The UK Data Service is a comprehensive resource funded by the ESRC to support researchers, teachers and policymakers who depend on high-quality social and economic data. Here you will find a single point of access to a wide range of secondary data including large-scale government surveys, international macrodata, business microdata, qualitative studies and census data.

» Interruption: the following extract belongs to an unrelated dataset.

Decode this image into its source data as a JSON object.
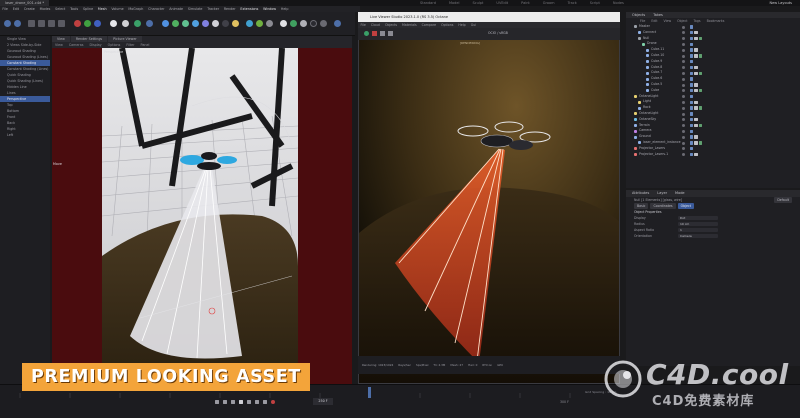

In keeping with the open data policies of the U.S. Agency for International Development (USAID) and Bill & Melinda Gates Foundation, the Cereal Systems Initiative for South Asia (CSISA) has launched the CSISA Data Repository to ensure public accessibility to key data sets, including crop cut data- directly observed, crop yield estimates, on-station and on-farm research trial data and socioeconomic surveys. CSISA is a science-driven and impact-oriented regional initiative for increasing the productivity of cereal-based cropping systems in Bangladesh, India and Nepal, thus improving food security and farmers’ livelihoods. CSISA generates data that is of value and interest to a diverse audience of researchers, policymakers and the public. CSISA’s data repository is hosted on Dataverse, an open source web application developed at Harvard University to share, preserve, cite, explore and analyze research data. CSISA’s repository contains rich datasets, including on-station trial data from 2009–17 about crop and resource management practices for sustainable future cereal-based cropping systems. Collection of this data occurred during the long-term, on-station research trials conducted at the Indian Council of Agricultural Research – Research Complex for the Eastern Region in Bihar, India. The data include information on agronomic management for the sustainable intensification of cropping systems, mechanization, diversification, futuristic approaches to sustainable intensification, long-term effects of conservation agriculture practices on soil health and the pest spectrum. Additional trial data in the repository includes nutrient omission plot technique trials from Bihar, eastern Uttar Pradesh and Odisha, India, covering 2012–15, which help determine the indigenous nutrient supplying ability of the soil. This data helps develop precision nutrient management approaches that would be most effective in different types of soils. CSISA’s most popular dataset thus far includes crop cut data on maize in Odisha, India and rice in Nepal. Crop cut datasets provide ground-truthed yield estimates, as well as valuable information on relevant agronomic and socioeconomic practices affecting production practices and yield. A variety of research data on wheat systems are also available from Bangladesh and India. Additional crop cut data will also be coming online soon. Cropping system-related data and socioeconomic data are in the repository, some of which are cross-listed with a Dataverse run by the International Food Policy Research Institute. The socioeconomic datasets contain baseline information that is crucial for technology targeting, as well as to assess the adoption and performance of CSISA-supported technologies under smallholder farmers’ constrained conditions, representing the ultimate litmus test of their potential for change at scale. Other highly interesting datasets include farm composition and productive trajectory information, based on a 20-year panel dataset, and numerous wheat crop cut and maize nutrient omission trial data from across Bangladesh.